Excerpts from an interface dataset:
+ + + +

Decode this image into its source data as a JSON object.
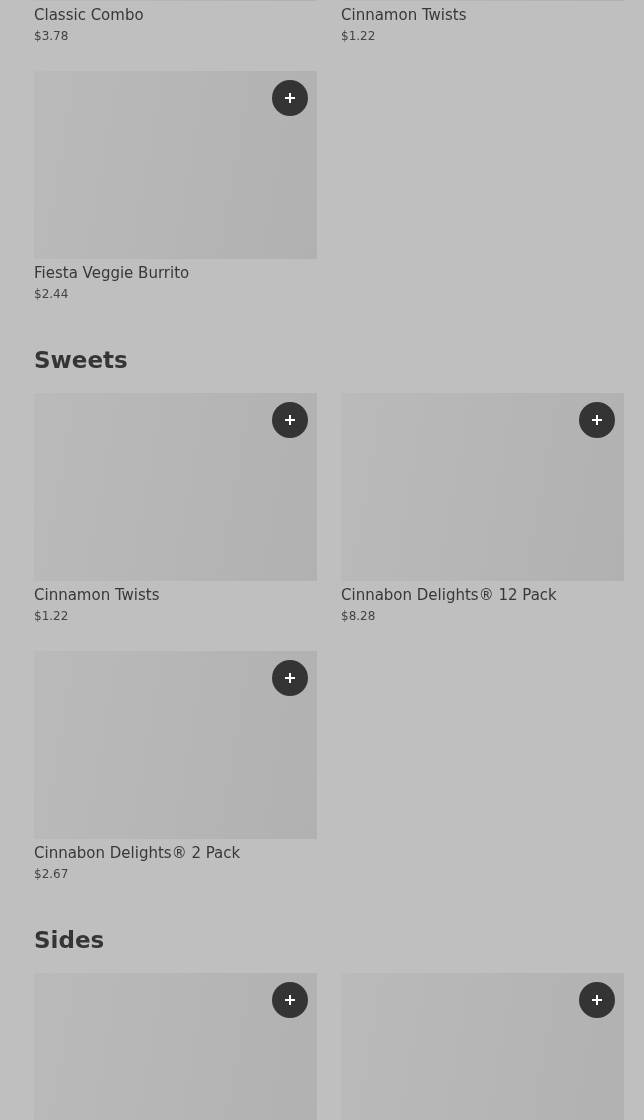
{
  "sections": [
    {
      "items": [
        {
          "kind": "card",
          "add_button": false,
          "name": "Classic Combo",
          "price": "$3.78"
        },
        {
          "kind": "card",
          "add_button": false,
          "name": "Cinnamon Twists",
          "price": "$1.22"
        },
        {
          "kind": "card",
          "add_button": true,
          "name": "Fiesta Veggie Burrito",
          "price": "$2.44"
        }
      ]
    },
    {
      "title": "Sweets",
      "items": [
        {
          "kind": "card",
          "add_button": true,
          "name": "Cinnamon Twists",
          "price": "$1.22"
        },
        {
          "kind": "card",
          "add_button": true,
          "name": "Cinnabon Delights® 12 Pack",
          "price": "$8.28"
        },
        {
          "kind": "card",
          "add_button": true,
          "name": "Cinnabon Delights® 2 Pack",
          "price": "$2.67"
        }
      ]
    },
    {
      "title": "Sides",
      "items": [
        {
          "kind": "card",
          "add_button": true
        },
        {
          "kind": "card",
          "add_button": true
        }
      ]
    }
  ]
}
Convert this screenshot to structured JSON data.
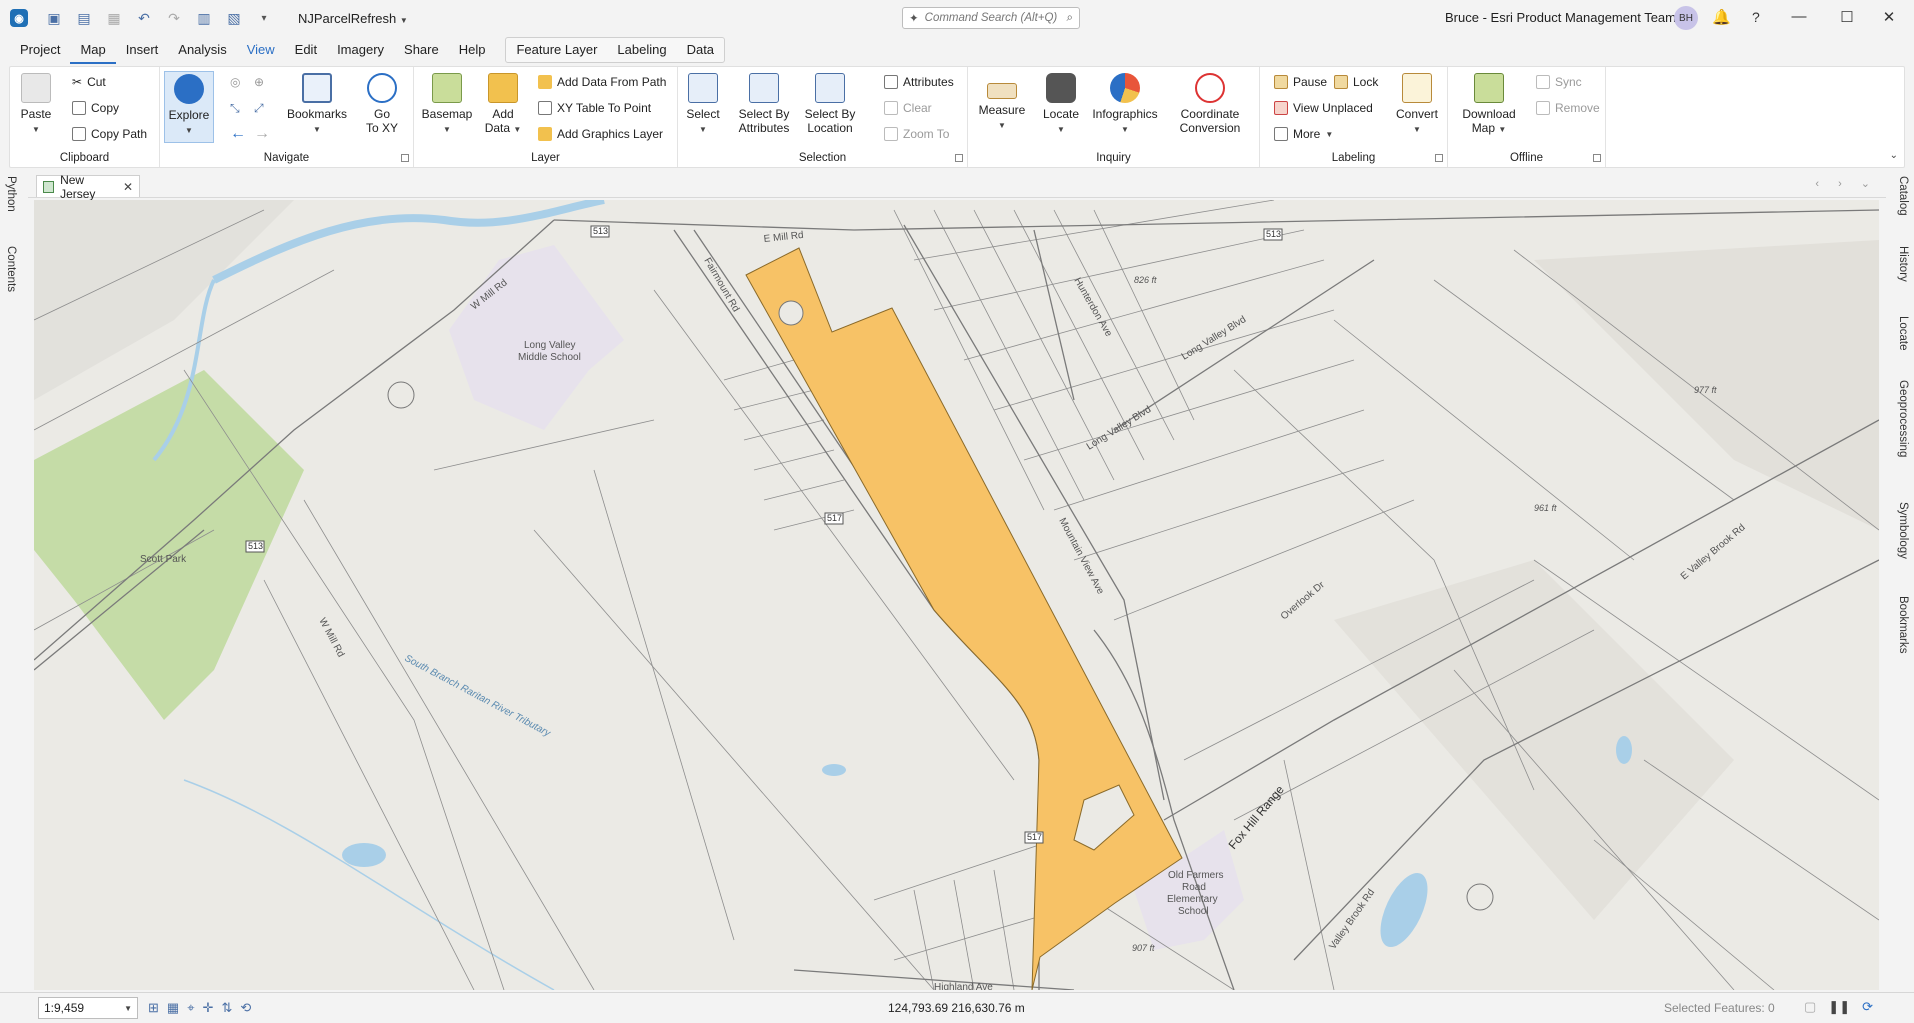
{
  "titlebar": {
    "app_icon": "arcgis-pro-icon",
    "project_name": "NJParcelRefresh",
    "command_search_placeholder": "Command Search (Alt+Q)",
    "user": "Bruce - Esri Product Management Team",
    "avatar_initials": "BH",
    "help": "?"
  },
  "menu": {
    "items": [
      "Project",
      "Map",
      "Insert",
      "Analysis",
      "View",
      "Edit",
      "Imagery",
      "Share",
      "Help"
    ],
    "active": "Map",
    "contextual": [
      "Feature Layer",
      "Labeling",
      "Data"
    ]
  },
  "ribbon": {
    "clipboard": {
      "label": "Clipboard",
      "paste": "Paste",
      "cut": "Cut",
      "copy": "Copy",
      "copy_path": "Copy Path"
    },
    "navigate": {
      "label": "Navigate",
      "explore": "Explore",
      "bookmarks": "Bookmarks",
      "go_to_xy_1": "Go",
      "go_to_xy_2": "To XY"
    },
    "layer": {
      "label": "Layer",
      "basemap": "Basemap",
      "add_data_1": "Add",
      "add_data_2": "Data",
      "add_data_from_path": "Add Data From Path",
      "xy_table_to_point": "XY Table To Point",
      "add_graphics_layer": "Add Graphics Layer"
    },
    "selection": {
      "label": "Selection",
      "select": "Select",
      "select_by_attributes_1": "Select By",
      "select_by_attributes_2": "Attributes",
      "select_by_location_1": "Select By",
      "select_by_location_2": "Location",
      "attributes": "Attributes",
      "clear": "Clear",
      "zoom_to": "Zoom To"
    },
    "inquiry": {
      "label": "Inquiry",
      "measure": "Measure",
      "locate": "Locate",
      "infographics": "Infographics",
      "coordinate_conversion_1": "Coordinate",
      "coordinate_conversion_2": "Conversion"
    },
    "labeling": {
      "label": "Labeling",
      "pause": "Pause",
      "lock": "Lock",
      "view_unplaced": "View Unplaced",
      "more": "More",
      "convert": "Convert"
    },
    "offline": {
      "label": "Offline",
      "download_map_1": "Download",
      "download_map_2": "Map",
      "sync": "Sync",
      "remove": "Remove"
    }
  },
  "side_tabs_left": [
    "Python",
    "Contents"
  ],
  "side_tabs_right": [
    "Catalog",
    "History",
    "Locate",
    "Geoprocessing",
    "Symbology",
    "Bookmarks"
  ],
  "map_tab": {
    "title": "New Jersey"
  },
  "map": {
    "labels": {
      "e_mill_rd": "E Mill Rd",
      "w_mill_rd_top": "W Mill Rd",
      "w_mill_rd_mid": "W Mill Rd",
      "school1_l1": "Long Valley",
      "school1_l2": "Middle School",
      "scott_park": "Scott Park",
      "fairmount_rd": "Fairmount Rd",
      "long_valley_blvd_1": "Long Valley Blvd",
      "long_valley_blvd_2": "Long Valley Blvd",
      "hunterdon_ave": "Hunterdon Ave",
      "mountain_view_ave": "Mountain View Ave",
      "fox_hill_range": "Fox Hill Range",
      "overlook_dr": "Overlook Dr",
      "river": "South Branch Raritan River Tributary",
      "highland_ave": "Highland Ave",
      "valley_brook_rd_1": "E Valley Brook Rd",
      "valley_brook_rd_2": "Valley Brook Rd",
      "school2_l1": "Old Farmers",
      "school2_l2": "Road",
      "school2_l3": "Elementary",
      "school2_l4": "School",
      "elev1": "826 ft",
      "elev2": "977 ft",
      "elev3": "961 ft",
      "elev4": "907 ft",
      "route_513a": "513",
      "route_513b": "513",
      "route_513c": "513",
      "route_517a": "517",
      "route_517b": "517"
    },
    "colors": {
      "parcel_highlight": "#f7c266",
      "park": "#c5dca7",
      "school": "#e7e2ec",
      "water": "#a9cfe8",
      "base": "#ebeae5"
    }
  },
  "status": {
    "scale": "1:9,459",
    "coordinates": "124,793.69 216,630.76 m",
    "selected_features": "Selected Features: 0"
  }
}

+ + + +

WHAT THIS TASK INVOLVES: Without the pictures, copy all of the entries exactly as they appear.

RESULT OF THIS TASK:
Decode this image into its source data as a JSON object.
{
  "sections": [
    {
      "items": [
        {
          "kind": "card",
          "add_button": false,
          "name": "Classic Combo",
          "price": "$3.78"
        },
        {
          "kind": "card",
          "add_button": false,
          "name": "Cinnamon Twists",
          "price": "$1.22"
        },
        {
          "kind": "card",
          "add_button": true,
          "name": "Fiesta Veggie Burrito",
          "price": "$2.44"
        }
      ]
    },
    {
      "title": "Sweets",
      "items": [
        {
          "kind": "card",
          "add_button": true,
          "name": "Cinnamon Twists",
          "price": "$1.22"
        },
        {
          "kind": "card",
          "add_button": true,
          "name": "Cinnabon Delights® 12 Pack",
          "price": "$8.28"
        },
        {
          "kind": "card",
          "add_button": true,
          "name": "Cinnabon Delights® 2 Pack",
          "price": "$2.67"
        }
      ]
    },
    {
      "title": "Sides",
      "items": [
        {
          "kind": "card",
          "add_button": true
        },
        {
          "kind": "card",
          "add_button": true
        }
      ]
    }
  ]
}
Convert this screenshot to structured JSON data.
{
  "titlebar": {
    "app_icon": "arcgis-pro-icon",
    "project_name": "NJParcelRefresh",
    "command_search_placeholder": "Command Search (Alt+Q)",
    "user": "Bruce - Esri Product Management Team",
    "avatar_initials": "BH",
    "help": "?"
  },
  "menu": {
    "items": [
      "Project",
      "Map",
      "Insert",
      "Analysis",
      "View",
      "Edit",
      "Imagery",
      "Share",
      "Help"
    ],
    "active": "Map",
    "contextual": [
      "Feature Layer",
      "Labeling",
      "Data"
    ]
  },
  "ribbon": {
    "clipboard": {
      "label": "Clipboard",
      "paste": "Paste",
      "cut": "Cut",
      "copy": "Copy",
      "copy_path": "Copy Path"
    },
    "navigate": {
      "label": "Navigate",
      "explore": "Explore",
      "bookmarks": "Bookmarks",
      "go_to_xy_1": "Go",
      "go_to_xy_2": "To XY"
    },
    "layer": {
      "label": "Layer",
      "basemap": "Basemap",
      "add_data_1": "Add",
      "add_data_2": "Data",
      "add_data_from_path": "Add Data From Path",
      "xy_table_to_point": "XY Table To Point",
      "add_graphics_layer": "Add Graphics Layer"
    },
    "selection": {
      "label": "Selection",
      "select": "Select",
      "select_by_attributes_1": "Select By",
      "select_by_attributes_2": "Attributes",
      "select_by_location_1": "Select By",
      "select_by_location_2": "Location",
      "attributes": "Attributes",
      "clear": "Clear",
      "zoom_to": "Zoom To"
    },
    "inquiry": {
      "label": "Inquiry",
      "measure": "Measure",
      "locate": "Locate",
      "infographics": "Infographics",
      "coordinate_conversion_1": "Coordinate",
      "coordinate_conversion_2": "Conversion"
    },
    "labeling": {
      "label": "Labeling",
      "pause": "Pause",
      "lock": "Lock",
      "view_unplaced": "View Unplaced",
      "more": "More",
      "convert": "Convert"
    },
    "offline": {
      "label": "Offline",
      "download_map_1": "Download",
      "download_map_2": "Map",
      "sync": "Sync",
      "remove": "Remove"
    }
  },
  "side_tabs_left": [
    "Python",
    "Contents"
  ],
  "side_tabs_right": [
    "Catalog",
    "History",
    "Locate",
    "Geoprocessing",
    "Symbology",
    "Bookmarks"
  ],
  "map_tab": {
    "title": "New Jersey"
  },
  "map": {
    "labels": {
      "e_mill_rd": "E Mill Rd",
      "w_mill_rd_top": "W Mill Rd",
      "w_mill_rd_mid": "W Mill Rd",
      "school1_l1": "Long Valley",
      "school1_l2": "Middle School",
      "scott_park": "Scott Park",
      "fairmount_rd": "Fairmount Rd",
      "long_valley_blvd_1": "Long Valley Blvd",
      "long_valley_blvd_2": "Long Valley Blvd",
      "hunterdon_ave": "Hunterdon Ave",
      "mountain_view_ave": "Mountain View Ave",
      "fox_hill_range": "Fox Hill Range",
      "overlook_dr": "Overlook Dr",
      "river": "South Branch Raritan River Tributary",
      "highland_ave": "Highland Ave",
      "valley_brook_rd_1": "E Valley Brook Rd",
      "valley_brook_rd_2": "Valley Brook Rd",
      "school2_l1": "Old Farmers",
      "school2_l2": "Road",
      "school2_l3": "Elementary",
      "school2_l4": "School",
      "elev1": "826 ft",
      "elev2": "977 ft",
      "elev3": "961 ft",
      "elev4": "907 ft",
      "route_513a": "513",
      "route_513b": "513",
      "route_513c": "513",
      "route_517a": "517",
      "route_517b": "517"
    },
    "colors": {
      "parcel_highlight": "#f7c266",
      "park": "#c5dca7",
      "school": "#e7e2ec",
      "water": "#a9cfe8",
      "base": "#ebeae5"
    }
  },
  "status": {
    "scale": "1:9,459",
    "coordinates": "124,793.69 216,630.76 m",
    "selected_features": "Selected Features: 0"
  }
}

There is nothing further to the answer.